Squiddy elbows and conflicts of interest.

Ok, i found the actual info via this CNN video, but the National Geographic article is much more informative, so I’ll focus on that.

Basically, this thing is its own genus and species though it’s currently classified as a squid.  It has ten appendages like other squids, but on the Magnapinna the leggies are all the same – tentacles are not differentiated – and it has some sort of joints near the head on each leg that function similar to elbows.  they are even more elusive than the Colossal Squid – so far, no adult specimens have been confirmed, as far as I could find.  Most of what we know about them comes from the juveniles that wash up and the deep sea videos and photographs taken, some of which are random captures from deep sea oil drilling tools (well, at least it’s good for some human advancement). We don’t even know if they chase prey – the long trailing arms (up to 23 feet in length, longer than the giant squid) could be a form of trapping that drifts until bumped, then snaps up the intrusion. Take a look:

squid

Not something you’d want to meet in the dark depths of the ocean.

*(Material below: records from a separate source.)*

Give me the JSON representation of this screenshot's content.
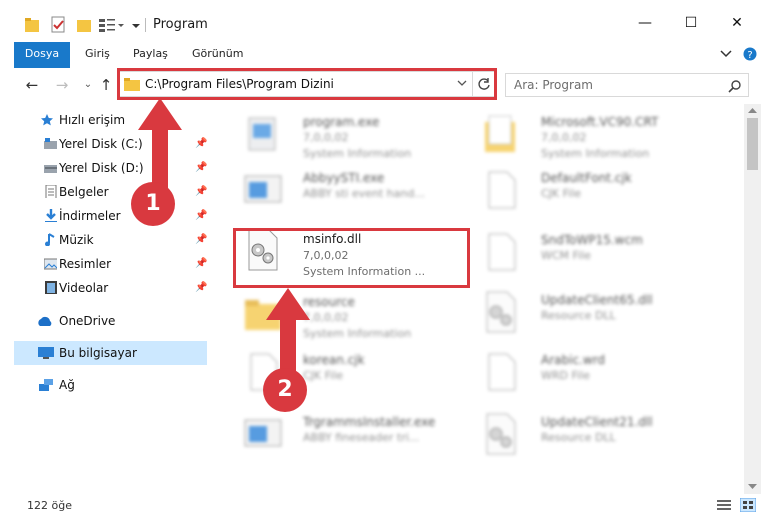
{
  "window": {
    "title": "Program",
    "controls": {
      "minimize": "—",
      "maximize": "☐",
      "close": "✕"
    }
  },
  "ribbon": {
    "tabs": [
      "Dosya",
      "Giriş",
      "Paylaş",
      "Görünüm"
    ]
  },
  "address": {
    "path": "C:\\Program Files\\Program Dizini",
    "search_placeholder": "Ara: Program"
  },
  "sidebar": {
    "quick_access": "Hızlı erişim",
    "items": [
      {
        "label": "Yerel Disk (C:)",
        "icon": "drive-icon",
        "pinned": true
      },
      {
        "label": "Yerel Disk (D:)",
        "icon": "drive-icon",
        "pinned": true
      },
      {
        "label": "Belgeler",
        "icon": "documents-icon",
        "pinned": true
      },
      {
        "label": "İndirmeler",
        "icon": "download-icon",
        "pinned": true
      },
      {
        "label": "Müzik",
        "icon": "music-icon",
        "pinned": true
      },
      {
        "label": "Resimler",
        "icon": "pictures-icon",
        "pinned": true
      },
      {
        "label": "Videolar",
        "icon": "videos-icon",
        "pinned": true
      }
    ],
    "onedrive": "OneDrive",
    "this_pc": "Bu bilgisayar",
    "network": "Ağ"
  },
  "files": {
    "left": [
      {
        "name": "program.exe",
        "ver": "7,0,0,02",
        "desc": "System Information",
        "icon": "exe-icon"
      },
      {
        "name": "AbbyySTI.exe",
        "ver": "ABBY sti event hand...",
        "desc": "",
        "icon": "app-window-icon"
      },
      {
        "name": "msinfo.dll",
        "ver": "7,0,0,02",
        "desc": "System Information ...",
        "icon": "dll-gear-icon"
      },
      {
        "name": "resource",
        "ver": "7,0,0,02",
        "desc": "System Information",
        "icon": "folder-icon"
      },
      {
        "name": "korean.cjk",
        "ver": "CJK File",
        "desc": "",
        "icon": "blank-file-icon"
      },
      {
        "name": "TrgrammsInstaller.exe",
        "ver": "ABBY fineseader tri...",
        "desc": "",
        "icon": "app-window-icon"
      }
    ],
    "right": [
      {
        "name": "Microsoft.VC90.CRT",
        "ver": "7,0,0,02",
        "desc": "System Information",
        "icon": "folder-icon"
      },
      {
        "name": "DefaultFont.cjk",
        "ver": "CJK File",
        "desc": "",
        "icon": "blank-file-icon"
      },
      {
        "name": "SndToWP15.wcm",
        "ver": "WCM File",
        "desc": "",
        "icon": "blank-file-icon"
      },
      {
        "name": "UpdateClient65.dll",
        "ver": "Resource DLL",
        "desc": "",
        "icon": "dll-gear-icon"
      },
      {
        "name": "Arabic.wrd",
        "ver": "WRD File",
        "desc": "",
        "icon": "blank-file-icon"
      },
      {
        "name": "UpdateClient21.dll",
        "ver": "Resource DLL",
        "desc": "",
        "icon": "dll-gear-icon"
      }
    ]
  },
  "annotations": {
    "badge1": "1",
    "badge2": "2"
  },
  "status": {
    "count": "122 öğe"
  },
  "colors": {
    "accent": "#1979ca",
    "highlight": "#d9393f",
    "selection": "#cce8ff"
  }
}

Advertisements

The dread coffee machine.

Today, for the second time, our office was completely and utterly without coffee.  Now, despite an entirely new Keurig dispenser that has chrome and glowing blue lights and looks like a possessed robot, we have caffeination failure.  So, while the first failure was a rallying point for all of us here at the Oven Glove of Technology due to an old machine that obviously could be scientifically improved upon, this new devil is much mroe shaming.  Technology has failed us.

Coffee is an art.  Who but foolish man would think to take a bean, let it sit around for awhile in the sun, burn it, crush it up, add boiling water to it, and serve the resulting brown stuff as a drink?  It is an art with an advanced set of tools and implements, full of variety, floavor, and change.  The K-cups and instant powders of more recent years are just another permutation of this art, perhaps more ‘pop’ than classical, but still in the same category.  When you’re throwing art and technology together, sometimes one of them fails.

Take our good friend Leo, the Renaissance man.  He was an artist, a student, an observer of life.  As such, he noted many natural phenomena that had escaped the notice of others.  He delved into the world around him, explored it, and engineered to adapt to it.  We remember him for this flexibility of mind, and praise him for it.  Yet most of what we know him for are the works he never completed – the bronze horse, Il Cavallo, or the Golden Horn bridge, or the helicopters and hang gliders he modelled that worked, more or less.  His principles were sound.  The things he envisioned could be built.  But his follow-through, when coupled with the political climate of the time, was limited.

So what does that mean for our office and Keurig?  Should we penalize them for the failure of their fancy-pants machines?  Should we give them the opportunity to follow through and get it right?  Or are such ‘convenience’ inventions merely attempts that are doomed to fail, or inherently less worthy than others?